#131 A doctors guide to social media
25 February 2020
The use of social media by the medical profession is common and growing. It has changed the way we can communicate with each other and the wider community. We can now share information, create content, have meaningful social interactions and collaborate in real-time for professional and personal benefits.
However, social media has the potential to blur the boundaries between private and professional. There can be immense professional benefits by having an active presence through the proper use of social media, but inappropriate online behaviour has the potential to undermine professional integrity, doctor-patient and doctor-colleague relationships, future employment opportunities and public trust and confidence in the medical profession.

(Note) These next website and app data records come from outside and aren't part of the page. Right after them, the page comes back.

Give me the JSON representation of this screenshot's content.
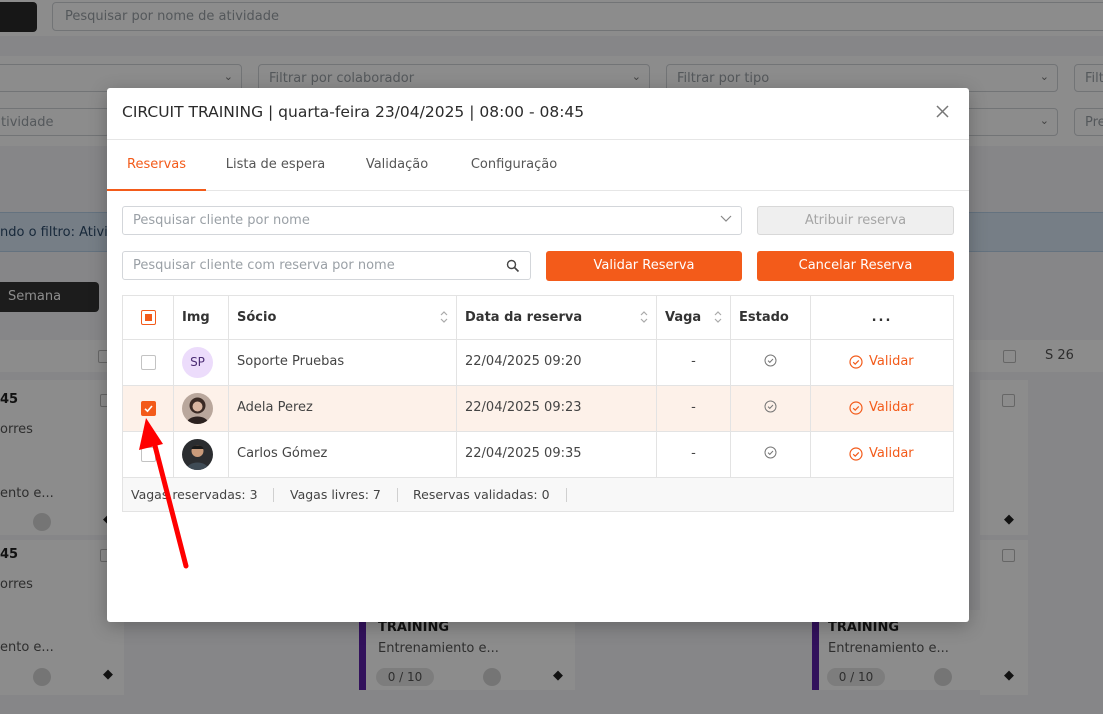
{
  "background": {
    "search_placeholder": "Pesquisar por nome de atividade",
    "filter_collaborator": "Filtrar por colaborador",
    "filter_type": "Filtrar por tipo",
    "filter_cut_right": "Filt",
    "filter_activity_cut": "tividade",
    "filter_cut_right2": "Pre",
    "info_text": "ndo o filtro: Ativid",
    "week_button": "Semana",
    "week_label": "S 26",
    "cards": [
      {
        "time": "45",
        "name": "orres",
        "desc": "ento e..."
      },
      {
        "time": "45",
        "name": "orres",
        "desc": "ento e..."
      }
    ],
    "training_cards": [
      {
        "title": "TRAINING",
        "desc": "Entrenamiento e...",
        "count": "0 / 10"
      },
      {
        "title": "TRAINING",
        "desc": "Entrenamiento e...",
        "count": "0 / 10"
      }
    ]
  },
  "modal": {
    "title": "CIRCUIT TRAINING | quarta-feira 23/04/2025 | 08:00 - 08:45",
    "tabs": [
      {
        "label": "Reservas",
        "active": true
      },
      {
        "label": "Lista de espera",
        "active": false
      },
      {
        "label": "Validação",
        "active": false
      },
      {
        "label": "Configuração",
        "active": false
      }
    ],
    "client_select_placeholder": "Pesquisar cliente por nome",
    "assign_button": "Atribuir reserva",
    "reserved_search_placeholder": "Pesquisar cliente com reserva por nome",
    "validate_button": "Validar Reserva",
    "cancel_button": "Cancelar Reserva",
    "table": {
      "columns": [
        "Img",
        "Sócio",
        "Data da reserva",
        "Vaga",
        "Estado",
        "..."
      ],
      "rows": [
        {
          "initials": "SP",
          "name": "Soporte Pruebas",
          "date": "22/04/2025 09:20",
          "vaga": "-",
          "action": "Validar",
          "checked": false
        },
        {
          "initials": "",
          "name": "Adela Perez",
          "date": "22/04/2025 09:23",
          "vaga": "-",
          "action": "Validar",
          "checked": true
        },
        {
          "initials": "",
          "name": "Carlos Gómez",
          "date": "22/04/2025 09:35",
          "vaga": "-",
          "action": "Validar",
          "checked": false
        }
      ],
      "footer": {
        "reserved": "Vagas reservadas: 3",
        "free": "Vagas livres: 7",
        "validated": "Reservas validadas: 0"
      }
    }
  },
  "colors": {
    "accent": "#f35b1a",
    "selected_row": "#fdf1e9",
    "arrow": "#ff0000"
  }
}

As doctors and medical students, our professional standards remain the same whether communicating through social or traditional media and social media can raise some ethical dilemmas that you might not have thought about as part of your everyday use.
The revised guide to social media and medical professionalism will help ensure you can enjoy using social media while maintaining the standards of ethical and professional conduct expected of doctors by the profession and wider community.
The guide is a joint initiative between the Australian Medical Association, the New Zealand Medical Association, the Australian Medical Students Association and the New Zealand Medical Students Association.
The guide includes tips and practical steps to help medical students and doctors navigate the social media landscape. The new guide encourages doctors and medical student to:
- Monitor their own internet presence to ensure that the personal and professional information on their own sites and content posted about them by others, is accurate and appropriate.
- Maintain appropriate boundaries of the patient-physician relationship when interacting with patients online and ensure patient privacy and confidentiality is maintained.
- Consider separating personal and professional content online.
- Recognise that actions online and content posted can negatively affect their reputations among patients and colleagues, and may even have consequences for their medical careers.
Click here to access the guide